Teenage Mutant Ninja Turtles: Jennika #1 Review - More Than Just a Gimmick
Updated: Nov 21, 2020
Jennika was involved in the lives of the TMNT well before she was mutated in the main title. She has mostly been regulated to the background or some sort of side quest but has never really been at the forefront of any storyline or treated as a lead until recently. With this mini-series, everything changes.
What jumped out immediately to me was the art style. Brahm Revel has done some fill-in issues during the main series and was the artist for one of my favorite issues in the TMNT micro-series that came out in 2018. It's a hyper-energetic and expressive style that suits the character considering that she's a ninja. It also works well with action sequences and has a manga slant.
Ronda Pattison deserves special attention in this issue. She does the coloring for the main book but has chosen a completely different look for this series. It's cool and shows off some of her range that we don't normally get to see in the main series. I didn't realize she was the colorist until I went back to do the review. I know the overall style may not be for everyone but when it worked for me as I dug into the issue. Another thing that the art manages to do is subvert expectations. Jennika is a surprisingly dark and brutal character. The only turtle with a potentially darker backstory would be Raph but honestly, Jenny may have him beat. The dark undercurrent is contrasted with the bright colors found throughout the issue. I just reviewed Tim Lim and Mark Pellegrini's Black Hop's Vol: 1 and the color choices had a similar effect on me while reading.

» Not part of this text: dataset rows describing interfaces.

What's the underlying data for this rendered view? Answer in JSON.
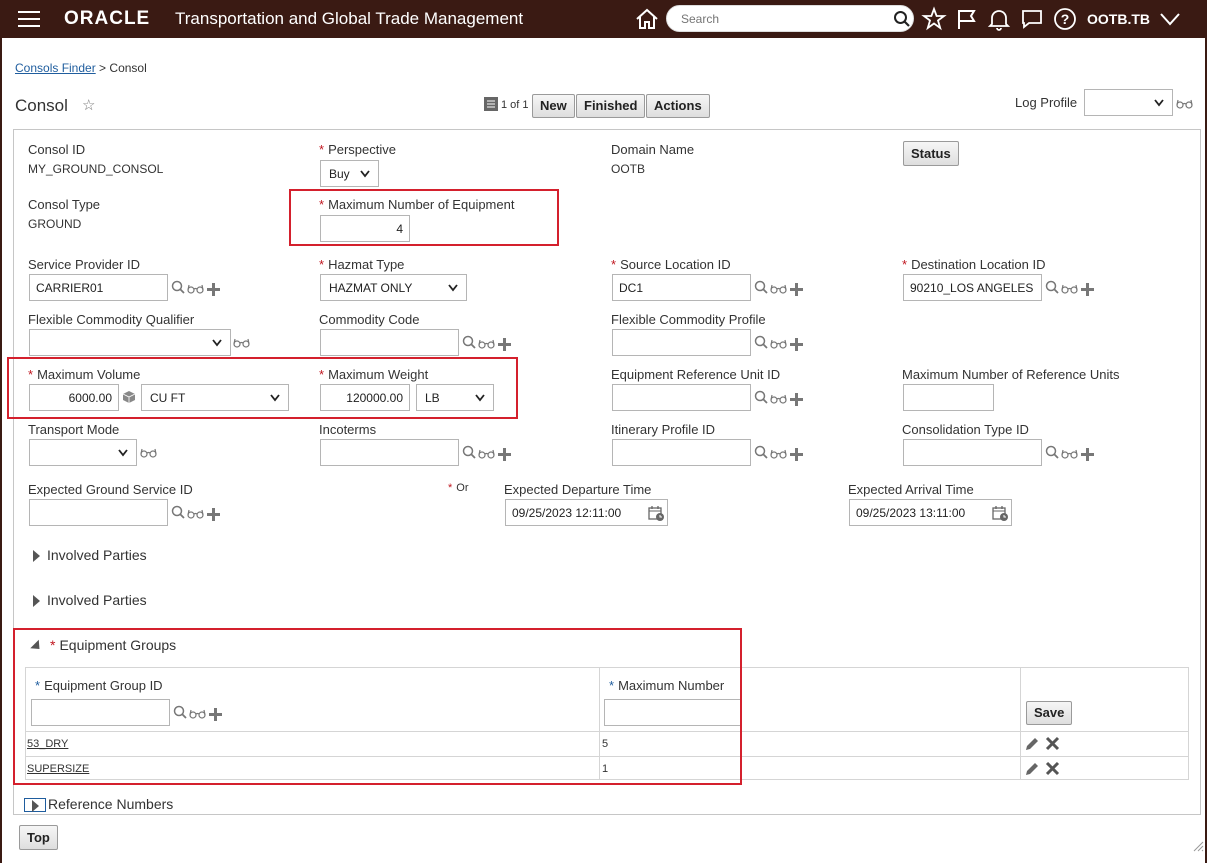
{
  "header": {
    "brand": "ORACLE",
    "app_title": "Transportation and Global Trade Management",
    "search_placeholder": "Search",
    "user": "OOTB.TB"
  },
  "breadcrumb": {
    "parent": "Consols Finder",
    "separator": ">",
    "current": "Consol"
  },
  "page": {
    "title": "Consol",
    "pager": "1 of 1"
  },
  "toolbar": {
    "new": "New",
    "finished": "Finished",
    "actions": "Actions"
  },
  "log_profile": {
    "label": "Log Profile",
    "value": ""
  },
  "form": {
    "consol_id": {
      "label": "Consol ID",
      "value": "MY_GROUND_CONSOL"
    },
    "perspective": {
      "label": "Perspective",
      "value": "Buy"
    },
    "domain_name": {
      "label": "Domain Name",
      "value": "OOTB"
    },
    "status_button": "Status",
    "consol_type": {
      "label": "Consol Type",
      "value": "GROUND"
    },
    "max_num_equipment": {
      "label": "Maximum Number of Equipment",
      "value": "4"
    },
    "service_provider_id": {
      "label": "Service Provider ID",
      "value": "CARRIER01"
    },
    "hazmat_type": {
      "label": "Hazmat Type",
      "value": "HAZMAT ONLY"
    },
    "source_location_id": {
      "label": "Source Location ID",
      "value": "DC1"
    },
    "destination_location_id": {
      "label": "Destination Location ID",
      "value": "90210_LOS ANGELES"
    },
    "flexible_commodity_qualifier": {
      "label": "Flexible Commodity Qualifier",
      "value": ""
    },
    "commodity_code": {
      "label": "Commodity Code",
      "value": ""
    },
    "flexible_commodity_profile": {
      "label": "Flexible Commodity Profile",
      "value": ""
    },
    "maximum_volume": {
      "label": "Maximum Volume",
      "value": "6000.00",
      "unit": "CU FT"
    },
    "maximum_weight": {
      "label": "Maximum Weight",
      "value": "120000.00",
      "unit": "LB"
    },
    "equipment_reference_unit_id": {
      "label": "Equipment Reference Unit ID",
      "value": ""
    },
    "max_num_reference_units": {
      "label": "Maximum Number of Reference Units",
      "value": ""
    },
    "transport_mode": {
      "label": "Transport Mode",
      "value": ""
    },
    "incoterms": {
      "label": "Incoterms",
      "value": ""
    },
    "itinerary_profile_id": {
      "label": "Itinerary Profile ID",
      "value": ""
    },
    "consolidation_type_id": {
      "label": "Consolidation Type ID",
      "value": ""
    },
    "expected_ground_service_id": {
      "label": "Expected Ground Service ID",
      "value": ""
    },
    "or_label": "Or",
    "expected_departure_time": {
      "label": "Expected Departure Time",
      "value": "09/25/2023 12:11:00"
    },
    "expected_arrival_time": {
      "label": "Expected Arrival Time",
      "value": "09/25/2023 13:11:00"
    }
  },
  "sections": {
    "involved_parties_1": "Involved Parties",
    "involved_parties_2": "Involved Parties",
    "equipment_groups": "Equipment Groups",
    "reference_numbers": "Reference Numbers"
  },
  "equipment_table": {
    "col_group_id": "Equipment Group ID",
    "col_max_number": "Maximum Number",
    "save": "Save",
    "rows": [
      {
        "group_id": "53_DRY",
        "max_number": "5"
      },
      {
        "group_id": "SUPERSIZE",
        "max_number": "1"
      }
    ]
  },
  "footer": {
    "top_button": "Top"
  },
  "colors": {
    "header_bg": "#3a1a13",
    "highlight": "#d4202d",
    "required": "#c0161f",
    "link": "#1f5d9e"
  }
}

The character is also interesting in that she's had an entire life as a human prior to joining the foot clan, and meeting Clan Hamato. This additional layer makes her a lot more complicated than we typically see from characters in this series, including our heroes. None of the guys have spent any time in prison aside from Jenny and I didn't know that until this issue.
This comic follow's Jenny as she spends time trying to protect the mutants of Mutant Town. Things get complicated as she encounters a Mutant trying to escape the Mutant safe zone. She chases him down and ends up running into Casey Jones and his gang.
It's a tense scene and brings her feelings for him to the surface. Their relationship feels real barring the circumstances. I mean would you date a Ninja Turtles? These elements work and further cement Jenny as a legit character and not just a slick marketing gimmick from IDW.
After the encounter with Casey, she meets someone else from her past that may be able to solve the problem in Mutant Town Permenantly.
This was a really good comic that worked better than I expected. Jenny has a lot of depth that easily rivals any of the characters that have come along in the series. It's no wonder she's a breakout character for the series, great start.